Licenses and copyrights are an important legal matter that can get quite confusing with Google Images tantalizing us at our finger tips. But since we know visual posts are the most engaging content, it is essential to play it safe, understand license terms, and share legal images that will boost your social strategy.
Before we dive into the best places to find these images, think about how you would like to use your photos. Will it be for commercial purposes (to sell something)? If so, look out for royalty-free images. “Royalty free means you are not required to pay a royalty each time you use an image” (Stock Photo Guides). Will it be on social? If so, be weary for what license the image you choose holds.
Here are a few licensing terms images can carry from CreativeCommons.org:
Attribution: Lets others copy, distribute, display and perform copyrighted work – and derivative works based upon it – but only if they give credit.
Noncommercial: Lets others copy, distribute, display, and perform work – and derivative works based upon it – but for noncommercial purposes only.
No Derivative Works: Lets others copy, distribute, display, and perform only verbatim copies of work, not derivative works based upon it.
Share Alike: Allows others to distribute derivative works only under a license identical to the license that governs the work.
Luckily, Creative Commons divides images by license for you to eliminate the guess work.
They are also the first suggestion on our list! Here’s our full list of sources to downloading your visuals easily and legally:
Download for free:
CC is a nonprofit organization that allows images to be downloaded and shared based on the copyright licenses agreed upon by the owner of the image provided. They are in the four categories listed above and are a surefire way to properly use downloaded images.
This option has images free of copyrights and were actually published under Creative Commons public domain deed CC0. This means you can copy, modify and distribute the images, even for commercial purposes. To us, right behind Creative Commons, seems like the best free option at your disposal.
Every Stock Photo
While this image source still allows you to download images for free, each image is license-specific. This means that for every photo searched you are responsible for evaluating the agreements to the license and using the images properly. In other words, this site hosts images that are easy to search, but a bit more tedious to share.
Named after a place, popular in the newspaper business, that keeps past issues flats (post-production copies), this site allows downloading completely for free. The fine print asks you to credit the photographer when possible, not to try to claim the image as your own, and uphold legal content: model and property releases. Other than that, there is free range for modifying considering their audience is primarily made up of designers and illustrators who are using the photos as part of new creations.

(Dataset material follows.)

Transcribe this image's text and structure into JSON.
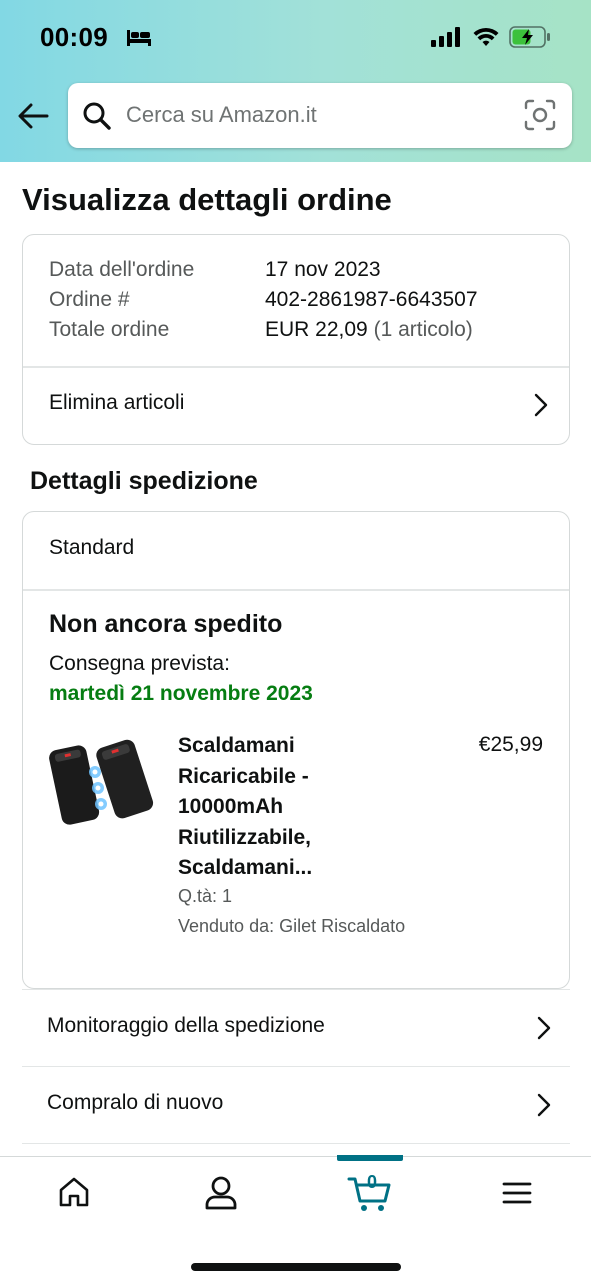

Download for a price:
All images on Shutterstock are royalty-free and are Standard License, meaning you can copy the image up to 250,000 times and share on TV, online video or film for up to 250,000 visitors. If you plan on a larger audience, you will have to purchase an Enhanced License. Otherwise, Standard License plans are listed below for your consideration.
Images on Getty Images are mostly purchased by photo. Each photo is either Creative stock or Editorial image and can be searched by royalty-free or rights-managed imagery. If you rather have a subscription, you can tailor a subscription to your best interest by calling their services to design a package that fits your needs.
The simplest option:
Pagemodo Post Designer
Okay, we may be a little biased with this one…But the truth of the matter is that the best way to fully ensure you are sharing safe and legal images is to create the graphic yourself using pre-licensed images. Post Designer allows you to start with a template, a free stock image, or start from scratch to create a powerful and engaging visual. You even have the option of “Save Draft” to come back to it later, or download the graphic to use for other marketing collateral. Think of this tool as an easy-to-use Photoshop that will definitely help in boosting your visual social strategy.
Remember that when creating your own images, you can also in turn share those images on some of the sites provided above, or on your own website. On Webs’ blog, we talked about protecting your own images online – it’s definitely worth a read.
We know we covered a lot of material so if there are any other lingering questions, please ask us in the comments – we’d be happy to answer!
About the Author: Deanna Zaucha is the Content Marketing Coordinator for Webs and Pagemodo, and also manages our social media presence. She can be found on a dance floor, or on her iPhone keeping up with trends in marketing and tech. Get more from Deanna on Pagemodo’s Blog and Google+.